We are proud to associate our names and those of organizations we represent to the advancement of undergraduate research as a significant pedagogical and academic innovation and a prime element in contemporary educational reform.

We advocate the use of undergraduate research, scholarship, and creative activities within all academic disciplines and at all varieties of educational institutions.

We believe that students can become active scholars throughout their undergraduate education, not only in the last stages of their undergraduate careers.

We support faculty development efforts that assist faculty in mentoring student scholarship.

We advocate curricular reform within the fine arts, humanities, social sciences, sciences, and in applied professional programs that incorporates these principles within the best practices for each discipline.

We support state and national funding for undergraduate research in all disciplines and urge inclusion of such programs of support within public and private governmental and non-governmental programs that serve to advance the arts, sciences, and professional programs.

 

BIBLIOGRAPHY

Bauer, K.W., & Bennett, J.S. (2003). Alumni perceptions used to assess undergraduate research experience. The Journal of Higher Education, 74, 210-230.

Dotterer, R. L. (2002). Student-Faculty Collaborations, Undergraduate Research, and Collaboration as an Administrative Model. Scholarship in the Postmodern Era: New Venues, New Values, and New Visions, No. 92. Kenneth J. Zahorski, ed. San Francisco: Jossey Bass.

Hathaway, R.S., Nagda, B.A., & Gregerman, S.R. (2002). The relationship of undergraduate research participation to graduate and professional education pursuit: an empirical study.

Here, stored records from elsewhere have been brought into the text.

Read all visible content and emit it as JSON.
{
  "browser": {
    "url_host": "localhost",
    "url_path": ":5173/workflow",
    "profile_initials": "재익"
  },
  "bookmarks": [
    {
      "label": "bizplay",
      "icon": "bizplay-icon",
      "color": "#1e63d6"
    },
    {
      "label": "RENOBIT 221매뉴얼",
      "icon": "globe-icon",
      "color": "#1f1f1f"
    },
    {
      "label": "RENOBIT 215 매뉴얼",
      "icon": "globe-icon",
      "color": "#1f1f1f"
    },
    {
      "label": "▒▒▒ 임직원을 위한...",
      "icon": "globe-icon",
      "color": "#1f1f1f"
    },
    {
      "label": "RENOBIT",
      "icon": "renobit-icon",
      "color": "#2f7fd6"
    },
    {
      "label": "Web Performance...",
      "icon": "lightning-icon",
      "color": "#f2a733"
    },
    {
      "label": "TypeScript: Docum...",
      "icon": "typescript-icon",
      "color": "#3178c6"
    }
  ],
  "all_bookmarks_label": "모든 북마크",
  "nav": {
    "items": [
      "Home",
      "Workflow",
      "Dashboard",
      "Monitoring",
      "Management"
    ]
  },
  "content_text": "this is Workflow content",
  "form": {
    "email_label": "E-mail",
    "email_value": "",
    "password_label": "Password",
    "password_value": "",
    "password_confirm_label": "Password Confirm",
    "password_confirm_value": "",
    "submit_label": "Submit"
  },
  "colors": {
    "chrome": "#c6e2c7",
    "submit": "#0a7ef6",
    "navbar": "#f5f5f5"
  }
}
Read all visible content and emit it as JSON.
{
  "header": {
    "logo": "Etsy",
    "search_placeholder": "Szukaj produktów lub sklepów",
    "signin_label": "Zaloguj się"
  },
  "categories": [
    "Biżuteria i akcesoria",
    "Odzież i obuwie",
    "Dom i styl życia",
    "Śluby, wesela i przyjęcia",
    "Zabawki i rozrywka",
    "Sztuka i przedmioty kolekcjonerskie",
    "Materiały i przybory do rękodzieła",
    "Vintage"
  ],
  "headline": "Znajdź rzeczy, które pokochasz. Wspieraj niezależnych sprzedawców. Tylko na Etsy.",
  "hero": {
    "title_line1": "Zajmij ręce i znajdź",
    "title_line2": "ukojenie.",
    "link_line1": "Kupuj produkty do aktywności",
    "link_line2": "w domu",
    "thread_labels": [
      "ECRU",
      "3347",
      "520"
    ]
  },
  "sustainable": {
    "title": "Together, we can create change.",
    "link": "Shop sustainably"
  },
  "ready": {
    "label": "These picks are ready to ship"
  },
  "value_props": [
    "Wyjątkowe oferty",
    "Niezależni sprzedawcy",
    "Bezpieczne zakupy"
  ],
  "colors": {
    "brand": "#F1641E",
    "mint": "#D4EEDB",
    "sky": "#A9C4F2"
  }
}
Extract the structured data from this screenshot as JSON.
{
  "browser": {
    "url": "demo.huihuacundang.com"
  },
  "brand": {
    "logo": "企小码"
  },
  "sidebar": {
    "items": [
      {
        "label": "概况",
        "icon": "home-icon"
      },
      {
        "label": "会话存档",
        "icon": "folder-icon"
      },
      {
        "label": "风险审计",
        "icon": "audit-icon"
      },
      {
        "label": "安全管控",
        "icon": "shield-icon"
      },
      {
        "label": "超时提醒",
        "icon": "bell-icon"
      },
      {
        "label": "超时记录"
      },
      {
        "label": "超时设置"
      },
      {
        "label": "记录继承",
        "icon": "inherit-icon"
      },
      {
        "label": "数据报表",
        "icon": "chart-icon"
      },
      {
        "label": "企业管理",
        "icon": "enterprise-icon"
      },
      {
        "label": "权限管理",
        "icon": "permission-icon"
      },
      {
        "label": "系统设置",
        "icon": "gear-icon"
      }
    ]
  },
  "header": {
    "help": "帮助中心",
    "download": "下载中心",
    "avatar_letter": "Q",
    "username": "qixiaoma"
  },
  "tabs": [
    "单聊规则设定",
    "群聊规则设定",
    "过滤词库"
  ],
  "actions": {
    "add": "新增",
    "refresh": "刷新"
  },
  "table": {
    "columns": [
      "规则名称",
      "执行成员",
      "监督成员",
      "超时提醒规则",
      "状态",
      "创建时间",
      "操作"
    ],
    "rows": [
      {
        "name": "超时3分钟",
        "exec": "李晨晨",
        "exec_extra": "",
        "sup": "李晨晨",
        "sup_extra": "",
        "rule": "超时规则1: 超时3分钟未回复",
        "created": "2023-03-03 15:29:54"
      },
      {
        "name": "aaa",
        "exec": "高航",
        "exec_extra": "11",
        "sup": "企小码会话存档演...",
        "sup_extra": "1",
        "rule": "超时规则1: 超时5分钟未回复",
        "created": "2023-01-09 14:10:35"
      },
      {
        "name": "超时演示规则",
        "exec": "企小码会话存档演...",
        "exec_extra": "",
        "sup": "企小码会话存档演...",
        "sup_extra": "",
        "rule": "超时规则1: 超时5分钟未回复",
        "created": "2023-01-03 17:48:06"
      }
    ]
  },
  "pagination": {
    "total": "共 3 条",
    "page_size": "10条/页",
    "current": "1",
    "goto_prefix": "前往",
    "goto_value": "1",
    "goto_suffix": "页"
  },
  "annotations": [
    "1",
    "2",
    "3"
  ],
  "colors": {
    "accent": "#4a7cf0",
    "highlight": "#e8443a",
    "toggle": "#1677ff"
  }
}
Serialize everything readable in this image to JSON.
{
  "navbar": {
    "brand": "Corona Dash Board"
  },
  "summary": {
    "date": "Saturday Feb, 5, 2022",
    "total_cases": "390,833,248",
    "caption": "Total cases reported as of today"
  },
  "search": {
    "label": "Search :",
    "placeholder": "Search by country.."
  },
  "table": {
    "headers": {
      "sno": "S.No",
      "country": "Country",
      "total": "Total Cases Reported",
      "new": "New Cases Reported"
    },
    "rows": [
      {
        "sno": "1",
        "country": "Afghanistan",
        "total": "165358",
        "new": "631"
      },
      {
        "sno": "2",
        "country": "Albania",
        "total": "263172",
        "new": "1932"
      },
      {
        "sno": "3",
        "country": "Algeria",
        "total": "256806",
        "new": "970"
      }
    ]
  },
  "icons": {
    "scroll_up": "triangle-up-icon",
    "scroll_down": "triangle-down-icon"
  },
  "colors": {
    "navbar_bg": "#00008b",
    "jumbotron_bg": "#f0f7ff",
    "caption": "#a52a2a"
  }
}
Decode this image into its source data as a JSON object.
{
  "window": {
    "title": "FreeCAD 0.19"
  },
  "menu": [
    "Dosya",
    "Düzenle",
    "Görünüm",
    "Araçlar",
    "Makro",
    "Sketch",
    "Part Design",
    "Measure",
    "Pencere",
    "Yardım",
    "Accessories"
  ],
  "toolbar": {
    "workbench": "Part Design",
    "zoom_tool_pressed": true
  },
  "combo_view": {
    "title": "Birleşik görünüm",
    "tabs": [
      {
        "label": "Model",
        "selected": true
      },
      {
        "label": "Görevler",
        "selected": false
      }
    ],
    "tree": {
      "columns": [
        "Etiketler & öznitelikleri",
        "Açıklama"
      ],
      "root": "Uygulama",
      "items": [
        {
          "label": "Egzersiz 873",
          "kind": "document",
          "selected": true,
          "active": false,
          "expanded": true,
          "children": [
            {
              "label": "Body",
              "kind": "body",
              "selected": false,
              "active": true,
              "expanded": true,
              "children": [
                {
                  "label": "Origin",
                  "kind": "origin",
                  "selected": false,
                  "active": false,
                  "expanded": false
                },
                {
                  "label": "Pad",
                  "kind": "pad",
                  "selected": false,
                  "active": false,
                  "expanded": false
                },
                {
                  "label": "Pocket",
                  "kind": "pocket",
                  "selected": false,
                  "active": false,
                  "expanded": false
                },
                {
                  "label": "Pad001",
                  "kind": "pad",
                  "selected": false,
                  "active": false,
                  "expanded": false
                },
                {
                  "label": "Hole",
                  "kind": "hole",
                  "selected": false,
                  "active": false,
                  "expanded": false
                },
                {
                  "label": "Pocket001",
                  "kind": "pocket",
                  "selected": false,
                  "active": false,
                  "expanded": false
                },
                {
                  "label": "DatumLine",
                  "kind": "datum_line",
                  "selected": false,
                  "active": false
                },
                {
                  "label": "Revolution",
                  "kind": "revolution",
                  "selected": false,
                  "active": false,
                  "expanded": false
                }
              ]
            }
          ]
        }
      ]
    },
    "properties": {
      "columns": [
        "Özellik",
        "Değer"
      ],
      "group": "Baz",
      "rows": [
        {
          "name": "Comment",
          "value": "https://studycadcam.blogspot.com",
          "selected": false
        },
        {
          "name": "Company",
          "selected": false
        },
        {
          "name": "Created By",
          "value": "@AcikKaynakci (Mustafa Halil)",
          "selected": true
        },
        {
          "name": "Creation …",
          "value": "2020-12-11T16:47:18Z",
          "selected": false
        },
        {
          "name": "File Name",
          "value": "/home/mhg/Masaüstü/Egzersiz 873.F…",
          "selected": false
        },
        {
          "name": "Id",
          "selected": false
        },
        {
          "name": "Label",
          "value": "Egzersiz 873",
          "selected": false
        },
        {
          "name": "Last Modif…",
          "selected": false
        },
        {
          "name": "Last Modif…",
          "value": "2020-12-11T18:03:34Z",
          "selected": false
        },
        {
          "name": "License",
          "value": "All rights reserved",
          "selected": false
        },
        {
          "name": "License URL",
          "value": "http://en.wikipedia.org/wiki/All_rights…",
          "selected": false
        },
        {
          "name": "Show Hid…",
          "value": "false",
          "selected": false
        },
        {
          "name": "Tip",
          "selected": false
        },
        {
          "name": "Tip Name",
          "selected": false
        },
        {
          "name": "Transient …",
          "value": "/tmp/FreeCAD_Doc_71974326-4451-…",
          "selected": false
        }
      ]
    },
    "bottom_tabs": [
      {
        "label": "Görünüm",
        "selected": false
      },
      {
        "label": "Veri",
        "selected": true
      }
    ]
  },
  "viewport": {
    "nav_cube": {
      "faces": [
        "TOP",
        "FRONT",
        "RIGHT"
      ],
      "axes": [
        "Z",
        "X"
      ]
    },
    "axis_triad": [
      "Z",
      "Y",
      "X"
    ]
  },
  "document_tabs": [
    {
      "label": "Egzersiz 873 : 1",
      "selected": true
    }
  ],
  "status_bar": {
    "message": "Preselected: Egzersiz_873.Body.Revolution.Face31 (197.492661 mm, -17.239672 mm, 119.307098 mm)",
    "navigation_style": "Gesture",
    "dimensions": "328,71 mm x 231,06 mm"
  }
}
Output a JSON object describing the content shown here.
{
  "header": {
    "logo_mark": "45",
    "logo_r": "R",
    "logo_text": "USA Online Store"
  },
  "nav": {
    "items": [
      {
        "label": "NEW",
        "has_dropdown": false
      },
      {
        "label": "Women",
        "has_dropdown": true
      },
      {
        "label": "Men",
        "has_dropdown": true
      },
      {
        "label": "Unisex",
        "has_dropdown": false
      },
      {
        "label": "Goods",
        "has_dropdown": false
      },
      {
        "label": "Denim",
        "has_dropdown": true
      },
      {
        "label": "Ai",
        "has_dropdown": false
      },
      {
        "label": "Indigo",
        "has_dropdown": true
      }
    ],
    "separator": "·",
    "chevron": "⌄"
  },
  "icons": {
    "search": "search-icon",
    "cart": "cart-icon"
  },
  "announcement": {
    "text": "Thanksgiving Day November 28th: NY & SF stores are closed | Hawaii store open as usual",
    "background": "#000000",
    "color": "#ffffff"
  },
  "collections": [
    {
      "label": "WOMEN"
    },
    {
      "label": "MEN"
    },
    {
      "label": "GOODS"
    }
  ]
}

Journal of College Student Development, 43, 614-631.

Kardash, C.M. (2000). Evaluation of an undergraduate research experience: perceptions of undergraduate interns and their faculty mentors. Journal of Educational Psychology, 92, 191-201.

Kauffman, L.R. and Stocks, J. (2003). Reinvigorating the Undergraduate Experience: Successful Models Supported by NSF’s AIRE/RAIRE Program. Council on Undergraduate Research.

Kremer, J.F., & Bringle, R.G. (1990). The effects of an intensive research experience on the careers of talented undergraduates. Journal of Research and Development in Education, 24, 1-5.

Kinkead, J., ed. (2003). Valuing and Supporting Undergraduate Research: New Directions for Teaching and Learning, No. 93. San Francisco: Jossey Bass.

Lopatto, D. (2003). The essential features of undergraduate research. Council on Undergraduate Research Quarterly, 24 , 139-142.

Nagda, B.A., Gregerman, S.R., Jonides, J., von Hippel, W., & Lerner, J.S. (1998). Undergraduate student-faculty partnerships affect student retention. The Review of Higher Education, 22, 55-72.

Rauckhorst, W.H., Czaja, J.A., & Baxter Magolda, M. (2001, July). Measuring the impact of the undergraduate research experience on student intellectual development. Paper presented at Project Kaleidoscope Summer Institute, Snowbird, UT.

Seymour, E., Hunter, A-B., Laursen, S.L., & DeAntoni, T. (2004). Establishing the benefits of research experiences for undergraduates in the sciences: first findings from a three-year study. Science Education, in press.